Component data from apps and pages ->
◆ ◆ ◆ ◆ ◆

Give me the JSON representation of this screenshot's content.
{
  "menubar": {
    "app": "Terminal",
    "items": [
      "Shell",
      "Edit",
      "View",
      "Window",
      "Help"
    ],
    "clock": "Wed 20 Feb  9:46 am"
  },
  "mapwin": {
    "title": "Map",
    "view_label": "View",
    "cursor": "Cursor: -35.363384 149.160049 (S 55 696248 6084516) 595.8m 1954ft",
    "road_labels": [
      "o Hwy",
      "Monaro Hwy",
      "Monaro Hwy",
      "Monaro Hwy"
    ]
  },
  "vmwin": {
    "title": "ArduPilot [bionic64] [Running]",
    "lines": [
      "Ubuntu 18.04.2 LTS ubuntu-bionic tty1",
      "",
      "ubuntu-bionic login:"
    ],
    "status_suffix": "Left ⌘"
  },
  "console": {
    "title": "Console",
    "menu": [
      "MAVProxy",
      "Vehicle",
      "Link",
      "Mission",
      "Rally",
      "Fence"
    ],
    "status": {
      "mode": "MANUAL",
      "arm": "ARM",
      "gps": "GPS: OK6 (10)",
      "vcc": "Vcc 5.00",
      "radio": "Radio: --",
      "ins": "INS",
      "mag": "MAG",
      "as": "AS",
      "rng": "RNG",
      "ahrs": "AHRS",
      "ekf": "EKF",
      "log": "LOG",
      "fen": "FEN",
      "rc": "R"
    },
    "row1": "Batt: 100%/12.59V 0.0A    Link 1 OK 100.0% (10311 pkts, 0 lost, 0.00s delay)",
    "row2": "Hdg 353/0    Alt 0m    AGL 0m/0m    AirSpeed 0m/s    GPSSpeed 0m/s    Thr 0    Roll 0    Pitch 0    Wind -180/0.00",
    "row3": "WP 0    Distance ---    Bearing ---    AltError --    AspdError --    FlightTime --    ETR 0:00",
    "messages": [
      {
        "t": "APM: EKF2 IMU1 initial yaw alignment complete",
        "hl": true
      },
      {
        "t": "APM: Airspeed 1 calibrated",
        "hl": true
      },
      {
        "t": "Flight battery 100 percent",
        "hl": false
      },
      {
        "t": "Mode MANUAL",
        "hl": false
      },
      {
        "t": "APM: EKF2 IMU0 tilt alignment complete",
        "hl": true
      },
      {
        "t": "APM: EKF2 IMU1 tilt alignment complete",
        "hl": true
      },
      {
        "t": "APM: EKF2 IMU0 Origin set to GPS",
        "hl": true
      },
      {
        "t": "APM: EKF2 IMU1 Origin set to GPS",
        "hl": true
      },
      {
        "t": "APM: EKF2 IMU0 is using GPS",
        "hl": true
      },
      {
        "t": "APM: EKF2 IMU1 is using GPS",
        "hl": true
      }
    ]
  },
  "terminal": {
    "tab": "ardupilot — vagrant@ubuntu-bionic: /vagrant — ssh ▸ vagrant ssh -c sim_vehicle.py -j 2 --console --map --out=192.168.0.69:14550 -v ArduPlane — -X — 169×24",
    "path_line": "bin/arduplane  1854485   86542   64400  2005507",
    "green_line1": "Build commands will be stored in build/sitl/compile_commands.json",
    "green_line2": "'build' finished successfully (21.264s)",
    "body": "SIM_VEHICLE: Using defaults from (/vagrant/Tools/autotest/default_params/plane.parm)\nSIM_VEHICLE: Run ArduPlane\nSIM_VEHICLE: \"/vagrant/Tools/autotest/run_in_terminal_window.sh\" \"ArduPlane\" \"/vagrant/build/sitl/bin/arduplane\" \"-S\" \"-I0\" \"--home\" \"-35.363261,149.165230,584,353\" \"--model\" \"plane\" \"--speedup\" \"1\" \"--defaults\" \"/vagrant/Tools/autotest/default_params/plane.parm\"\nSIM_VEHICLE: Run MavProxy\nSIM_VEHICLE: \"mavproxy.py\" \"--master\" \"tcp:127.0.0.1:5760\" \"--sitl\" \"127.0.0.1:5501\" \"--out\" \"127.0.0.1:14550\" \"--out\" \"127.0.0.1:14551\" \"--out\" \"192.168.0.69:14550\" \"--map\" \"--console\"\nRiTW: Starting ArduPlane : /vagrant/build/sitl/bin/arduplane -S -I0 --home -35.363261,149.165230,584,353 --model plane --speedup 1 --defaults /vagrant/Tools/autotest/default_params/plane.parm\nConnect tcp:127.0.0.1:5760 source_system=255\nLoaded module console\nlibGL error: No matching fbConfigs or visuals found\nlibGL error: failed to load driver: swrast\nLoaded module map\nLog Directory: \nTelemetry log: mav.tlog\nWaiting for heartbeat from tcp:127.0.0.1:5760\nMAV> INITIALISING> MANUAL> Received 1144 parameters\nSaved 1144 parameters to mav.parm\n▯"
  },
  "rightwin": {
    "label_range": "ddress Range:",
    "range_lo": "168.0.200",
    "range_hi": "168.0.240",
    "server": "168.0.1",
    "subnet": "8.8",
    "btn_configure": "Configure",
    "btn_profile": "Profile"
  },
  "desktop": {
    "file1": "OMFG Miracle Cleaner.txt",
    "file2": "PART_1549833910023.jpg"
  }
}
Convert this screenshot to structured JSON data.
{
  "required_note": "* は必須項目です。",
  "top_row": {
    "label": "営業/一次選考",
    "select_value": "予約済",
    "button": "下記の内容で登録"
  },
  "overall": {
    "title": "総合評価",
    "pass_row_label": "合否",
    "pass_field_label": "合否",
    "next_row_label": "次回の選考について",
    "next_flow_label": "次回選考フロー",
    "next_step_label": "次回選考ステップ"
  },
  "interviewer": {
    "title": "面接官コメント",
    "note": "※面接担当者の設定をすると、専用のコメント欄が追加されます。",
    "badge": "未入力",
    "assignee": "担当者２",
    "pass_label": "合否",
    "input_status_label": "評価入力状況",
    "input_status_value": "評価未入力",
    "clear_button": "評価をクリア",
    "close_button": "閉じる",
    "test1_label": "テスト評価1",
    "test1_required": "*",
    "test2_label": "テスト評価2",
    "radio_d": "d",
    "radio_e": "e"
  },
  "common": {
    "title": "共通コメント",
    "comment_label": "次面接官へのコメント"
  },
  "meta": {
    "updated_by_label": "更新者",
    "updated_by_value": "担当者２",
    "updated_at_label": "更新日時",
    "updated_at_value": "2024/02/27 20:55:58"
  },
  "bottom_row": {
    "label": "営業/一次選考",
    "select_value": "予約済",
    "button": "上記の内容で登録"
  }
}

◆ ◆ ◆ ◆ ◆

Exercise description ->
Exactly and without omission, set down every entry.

Exercise response ->
Give me the JSON representation of this screenshot's content.
{
  "menubar": {
    "app": "Terminal",
    "items": [
      "Shell",
      "Edit",
      "View",
      "Window",
      "Help"
    ],
    "clock": "Wed 20 Feb  9:46 am"
  },
  "mapwin": {
    "title": "Map",
    "view_label": "View",
    "cursor": "Cursor: -35.363384 149.160049 (S 55 696248 6084516) 595.8m 1954ft",
    "road_labels": [
      "o Hwy",
      "Monaro Hwy",
      "Monaro Hwy",
      "Monaro Hwy"
    ]
  },
  "vmwin": {
    "title": "ArduPilot [bionic64] [Running]",
    "lines": [
      "Ubuntu 18.04.2 LTS ubuntu-bionic tty1",
      "",
      "ubuntu-bionic login:"
    ],
    "status_suffix": "Left ⌘"
  },
  "console": {
    "title": "Console",
    "menu": [
      "MAVProxy",
      "Vehicle",
      "Link",
      "Mission",
      "Rally",
      "Fence"
    ],
    "status": {
      "mode": "MANUAL",
      "arm": "ARM",
      "gps": "GPS: OK6 (10)",
      "vcc": "Vcc 5.00",
      "radio": "Radio: --",
      "ins": "INS",
      "mag": "MAG",
      "as": "AS",
      "rng": "RNG",
      "ahrs": "AHRS",
      "ekf": "EKF",
      "log": "LOG",
      "fen": "FEN",
      "rc": "R"
    },
    "row1": "Batt: 100%/12.59V 0.0A    Link 1 OK 100.0% (10311 pkts, 0 lost, 0.00s delay)",
    "row2": "Hdg 353/0    Alt 0m    AGL 0m/0m    AirSpeed 0m/s    GPSSpeed 0m/s    Thr 0    Roll 0    Pitch 0    Wind -180/0.00",
    "row3": "WP 0    Distance ---    Bearing ---    AltError --    AspdError --    FlightTime --    ETR 0:00",
    "messages": [
      {
        "t": "APM: EKF2 IMU1 initial yaw alignment complete",
        "hl": true
      },
      {
        "t": "APM: Airspeed 1 calibrated",
        "hl": true
      },
      {
        "t": "Flight battery 100 percent",
        "hl": false
      },
      {
        "t": "Mode MANUAL",
        "hl": false
      },
      {
        "t": "APM: EKF2 IMU0 tilt alignment complete",
        "hl": true
      },
      {
        "t": "APM: EKF2 IMU1 tilt alignment complete",
        "hl": true
      },
      {
        "t": "APM: EKF2 IMU0 Origin set to GPS",
        "hl": true
      },
      {
        "t": "APM: EKF2 IMU1 Origin set to GPS",
        "hl": true
      },
      {
        "t": "APM: EKF2 IMU0 is using GPS",
        "hl": true
      },
      {
        "t": "APM: EKF2 IMU1 is using GPS",
        "hl": true
      }
    ]
  },
  "terminal": {
    "tab": "ardupilot — vagrant@ubuntu-bionic: /vagrant — ssh ▸ vagrant ssh -c sim_vehicle.py -j 2 --console --map --out=192.168.0.69:14550 -v ArduPlane — -X — 169×24",
    "path_line": "bin/arduplane  1854485   86542   64400  2005507",
    "green_line1": "Build commands will be stored in build/sitl/compile_commands.json",
    "green_line2": "'build' finished successfully (21.264s)",
    "body": "SIM_VEHICLE: Using defaults from (/vagrant/Tools/autotest/default_params/plane.parm)\nSIM_VEHICLE: Run ArduPlane\nSIM_VEHICLE: \"/vagrant/Tools/autotest/run_in_terminal_window.sh\" \"ArduPlane\" \"/vagrant/build/sitl/bin/arduplane\" \"-S\" \"-I0\" \"--home\" \"-35.363261,149.165230,584,353\" \"--model\" \"plane\" \"--speedup\" \"1\" \"--defaults\" \"/vagrant/Tools/autotest/default_params/plane.parm\"\nSIM_VEHICLE: Run MavProxy\nSIM_VEHICLE: \"mavproxy.py\" \"--master\" \"tcp:127.0.0.1:5760\" \"--sitl\" \"127.0.0.1:5501\" \"--out\" \"127.0.0.1:14550\" \"--out\" \"127.0.0.1:14551\" \"--out\" \"192.168.0.69:14550\" \"--map\" \"--console\"\nRiTW: Starting ArduPlane : /vagrant/build/sitl/bin/arduplane -S -I0 --home -35.363261,149.165230,584,353 --model plane --speedup 1 --defaults /vagrant/Tools/autotest/default_params/plane.parm\nConnect tcp:127.0.0.1:5760 source_system=255\nLoaded module console\nlibGL error: No matching fbConfigs or visuals found\nlibGL error: failed to load driver: swrast\nLoaded module map\nLog Directory: \nTelemetry log: mav.tlog\nWaiting for heartbeat from tcp:127.0.0.1:5760\nMAV> INITIALISING> MANUAL> Received 1144 parameters\nSaved 1144 parameters to mav.parm\n▯"
  },
  "rightwin": {
    "label_range": "ddress Range:",
    "range_lo": "168.0.200",
    "range_hi": "168.0.240",
    "server": "168.0.1",
    "subnet": "8.8",
    "btn_configure": "Configure",
    "btn_profile": "Profile"
  },
  "desktop": {
    "file1": "OMFG Miracle Cleaner.txt",
    "file2": "PART_1549833910023.jpg"
  }
}
Convert this screenshot to structured JSON data.
{
  "required_note": "* は必須項目です。",
  "top_row": {
    "label": "営業/一次選考",
    "select_value": "予約済",
    "button": "下記の内容で登録"
  },
  "overall": {
    "title": "総合評価",
    "pass_row_label": "合否",
    "pass_field_label": "合否",
    "next_row_label": "次回の選考について",
    "next_flow_label": "次回選考フロー",
    "next_step_label": "次回選考ステップ"
  },
  "interviewer": {
    "title": "面接官コメント",
    "note": "※面接担当者の設定をすると、専用のコメント欄が追加されます。",
    "badge": "未入力",
    "assignee": "担当者２",
    "pass_label": "合否",
    "input_status_label": "評価入力状況",
    "input_status_value": "評価未入力",
    "clear_button": "評価をクリア",
    "close_button": "閉じる",
    "test1_label": "テスト評価1",
    "test1_required": "*",
    "test2_label": "テスト評価2",
    "radio_d": "d",
    "radio_e": "e"
  },
  "common": {
    "title": "共通コメント",
    "comment_label": "次面接官へのコメント"
  },
  "meta": {
    "updated_by_label": "更新者",
    "updated_by_value": "担当者２",
    "updated_at_label": "更新日時",
    "updated_at_value": "2024/02/27 20:55:58"
  },
  "bottom_row": {
    "label": "営業/一次選考",
    "select_value": "予約済",
    "button": "上記の内容で登録"
  }
}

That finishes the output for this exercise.